Inland Revenue has issued a Revenue Alert advising New Zealand residents that they are required to declare all income from foreign sources.
Revenue Alerts are issued by the Commissioner of Inland Revenue to provide information about significant or emerging tax planning issues.
Group Tax Counsel, Assurance, Graham Tubb said Inland Revenue was aware of New Zealand tax residents who may have taxable offshore income held in an offshore bank account, which is accessible in New Zealand, and this income may not be returned in New Zealand for income tax purposes.
He said that people who conceal income offshore are cheating other New Zealanders by not contributing their share of tax. "They do this by paying less income tax and child support, can decrease their student loan repayment obligation, and may claim a larger entitlement to Working for Families Tax Credit than they should."
"Some people hold credit or debit cards issued by a foreign bank and these cards are being serviced by funds held in an offshore bank account. The types of funds deposited into these bank accounts can include income paid by a non-resident employer, overseas life insurance policies, superannuation schemes, or equity investments held in portfolio accounts," he said.

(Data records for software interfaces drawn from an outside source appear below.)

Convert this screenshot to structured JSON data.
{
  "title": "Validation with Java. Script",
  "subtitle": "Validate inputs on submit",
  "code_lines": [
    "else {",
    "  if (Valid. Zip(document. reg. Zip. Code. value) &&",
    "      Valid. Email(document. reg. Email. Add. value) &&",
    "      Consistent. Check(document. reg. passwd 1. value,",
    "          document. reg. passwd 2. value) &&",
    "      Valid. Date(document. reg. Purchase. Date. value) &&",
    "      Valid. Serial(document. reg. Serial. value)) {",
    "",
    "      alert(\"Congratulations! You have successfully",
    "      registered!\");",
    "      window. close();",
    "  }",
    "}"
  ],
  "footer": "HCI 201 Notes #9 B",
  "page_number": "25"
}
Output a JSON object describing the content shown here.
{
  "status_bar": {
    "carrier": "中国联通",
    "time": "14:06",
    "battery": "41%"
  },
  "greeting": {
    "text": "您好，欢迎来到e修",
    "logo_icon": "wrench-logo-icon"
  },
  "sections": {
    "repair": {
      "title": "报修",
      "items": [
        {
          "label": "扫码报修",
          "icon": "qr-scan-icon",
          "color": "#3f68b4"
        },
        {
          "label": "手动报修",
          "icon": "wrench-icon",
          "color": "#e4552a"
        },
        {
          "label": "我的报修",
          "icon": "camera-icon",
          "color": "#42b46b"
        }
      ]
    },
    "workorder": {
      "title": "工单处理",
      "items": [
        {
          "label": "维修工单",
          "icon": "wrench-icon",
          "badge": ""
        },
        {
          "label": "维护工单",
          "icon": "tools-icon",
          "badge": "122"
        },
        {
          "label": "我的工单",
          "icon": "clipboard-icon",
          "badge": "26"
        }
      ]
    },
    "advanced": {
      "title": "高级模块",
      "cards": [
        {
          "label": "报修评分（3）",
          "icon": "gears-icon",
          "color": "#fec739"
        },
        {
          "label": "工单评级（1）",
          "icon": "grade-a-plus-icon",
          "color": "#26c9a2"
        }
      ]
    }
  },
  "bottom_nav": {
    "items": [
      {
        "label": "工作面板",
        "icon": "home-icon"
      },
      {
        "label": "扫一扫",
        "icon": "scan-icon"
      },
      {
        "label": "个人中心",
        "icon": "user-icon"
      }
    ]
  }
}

Mr Tubb warned that if people deliberately divert income into an offshore bank account to evade or avoid the payment of tax, or to claim a greater amount of Working for Families Tax Credits, they may be committing criminal offences under the Tax Administration Act 1994.
"Inland Revenue is working in close collaboration with the revenue authorities of other countries to reduce the use of offshore bank accounts and offshore schemes to misrepresent income or assets and evade tax in this country. We have signed 18 tax information exchange agreements, with more under negotiation. These agreements give us access to key ownership and banking information," he said.

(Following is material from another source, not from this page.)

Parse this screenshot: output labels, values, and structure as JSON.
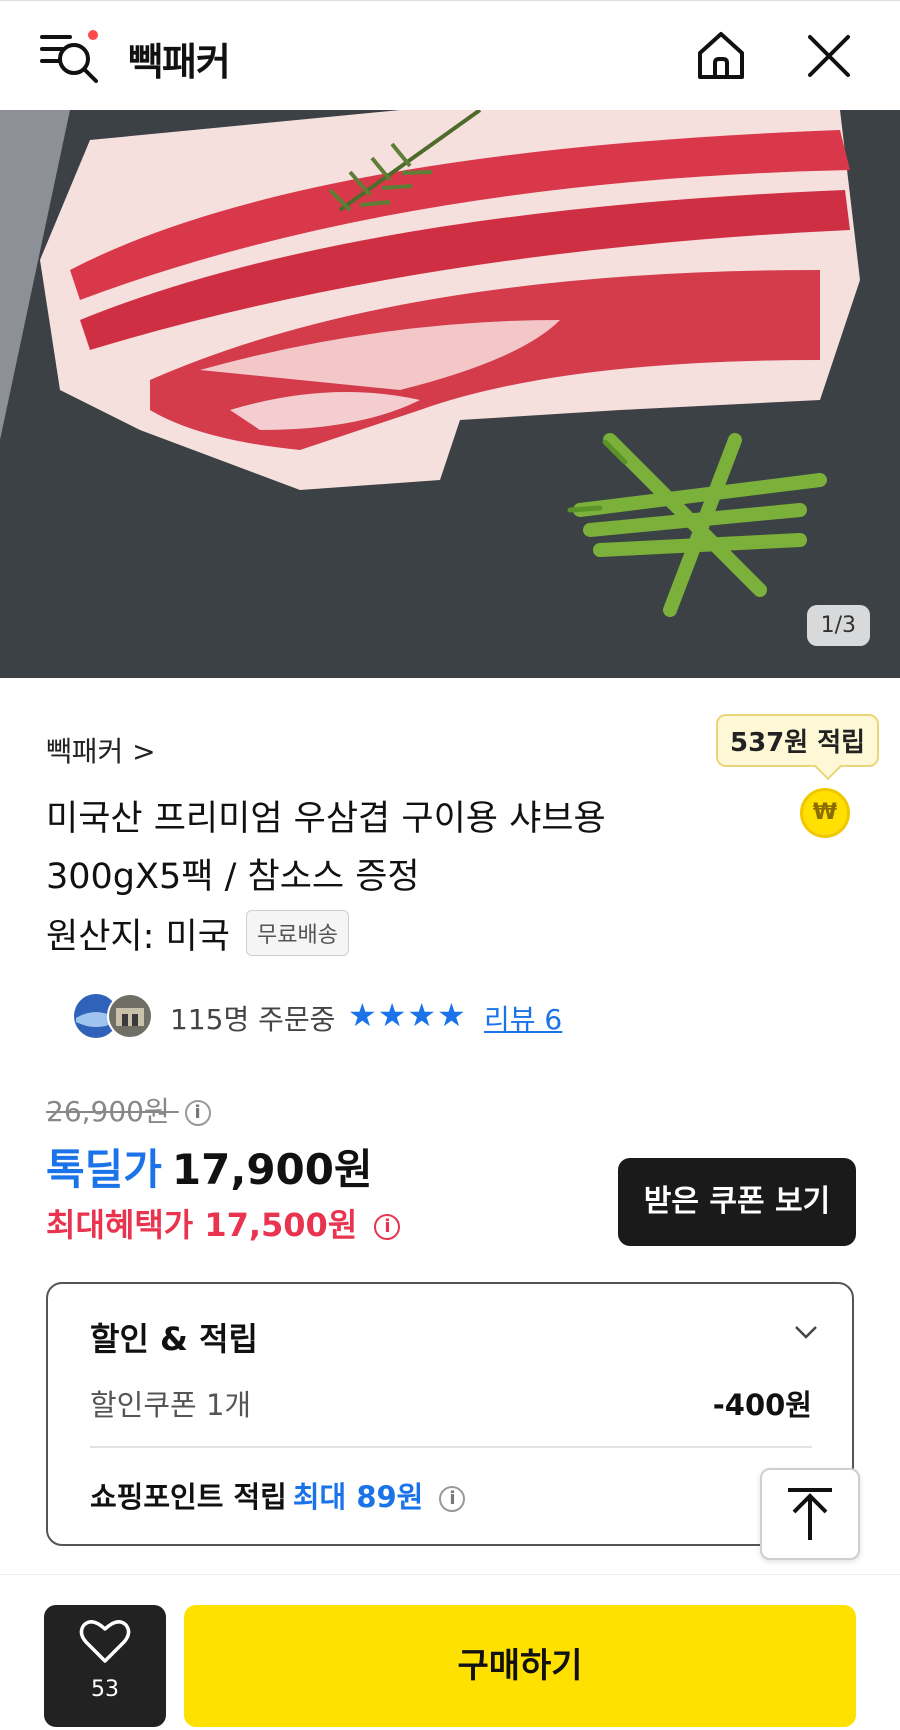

"Failure to declare offshore income or to make appropriate disclosures to Inland Revenue can attract serious penalties. Penalties may be reduced by making a voluntary disclosure.
"Any taxpayer who considers they may be at risk should consult a professional adviser and consider a voluntary disclosure before it is too late," said Mr Tubb.